Amazon lets you access Alexa on the web
A screenshot of Echosim.io, a web-browser simulator of Amazon’s Echo speaker and its Alexa digital assistant.
Amazon has released a web-based version of Alexa, the voice-activated digital assistant that powers its Echo speaker.
Called Echosim.io, the service simulates having an Echo — to a degree. At the user’s prompting, Alexa on the Echo can access Amazon Prime or Spotify music, call an Uber, check Google calendar, or listen to an Audible book.
With Alexa on the web, a user presses the microphone button near a photo of an Echo. In the animation, the Echo’s rim starts to pulse blue at the user’s prompt.
The web-based simulator is far more limited than Alexa in Echo or Amazon’s smaller speakers, Dot and Tap. A simple Alexa request such as “Alexa, play jazz” was met with “Amazon music is not supported on this device.”
The simulator isn’t aimed at the households that might be considering purchasing the $179.99 device, however.
Instead, the site is aimed at web developers, particularly outside the U.S. Amazon hopes developers will create a variety of Alexa “skills,” the equivalent of apps for Apple or Android phones that will multiply reasons to use the device and its assistant.
“Carve your own little corner in [Internet of Things] with a speaker and mic, a microcomputer, and the self-service tools at developer.amazon.com,” exhorts Amazon’s Glenn Cameron in a blog to developers.
The Echo has been a surprise hit since its launch a year ago, increasing the pressure on other tech companies to extend their artificial intelligence-powered digital assistants — until now largely accessed through smartphones — to standalone speakers, too.
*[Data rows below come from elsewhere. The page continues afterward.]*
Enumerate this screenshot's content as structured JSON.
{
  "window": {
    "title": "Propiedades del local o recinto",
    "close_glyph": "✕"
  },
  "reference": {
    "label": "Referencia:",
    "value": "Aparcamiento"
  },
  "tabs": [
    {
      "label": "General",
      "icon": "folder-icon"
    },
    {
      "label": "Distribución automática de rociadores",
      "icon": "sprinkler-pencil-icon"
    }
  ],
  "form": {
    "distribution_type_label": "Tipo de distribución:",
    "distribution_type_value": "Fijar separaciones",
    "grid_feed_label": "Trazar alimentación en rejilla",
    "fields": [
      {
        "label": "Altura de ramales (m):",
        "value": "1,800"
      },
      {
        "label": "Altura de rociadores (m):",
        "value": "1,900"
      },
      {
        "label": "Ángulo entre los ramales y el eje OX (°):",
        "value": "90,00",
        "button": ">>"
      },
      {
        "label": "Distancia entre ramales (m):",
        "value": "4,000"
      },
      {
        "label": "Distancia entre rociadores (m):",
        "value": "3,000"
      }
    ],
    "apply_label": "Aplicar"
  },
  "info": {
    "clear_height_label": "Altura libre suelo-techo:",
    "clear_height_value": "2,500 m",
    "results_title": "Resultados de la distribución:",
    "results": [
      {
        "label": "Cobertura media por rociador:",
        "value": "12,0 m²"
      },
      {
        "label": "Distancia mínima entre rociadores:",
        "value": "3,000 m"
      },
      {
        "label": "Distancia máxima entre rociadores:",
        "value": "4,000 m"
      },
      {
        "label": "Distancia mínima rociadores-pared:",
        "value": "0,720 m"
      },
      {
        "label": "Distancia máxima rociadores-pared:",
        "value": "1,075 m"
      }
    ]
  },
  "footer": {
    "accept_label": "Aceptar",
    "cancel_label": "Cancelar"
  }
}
Google recently unveiled its Google Home speaker, while Apple is reported to be working on a stand-alone device powered by Siri, the digital assistant best known for answering questions on iPhones. Amazon CEO Jeff Bezos has said the online retailer can’t keep Echo in stock.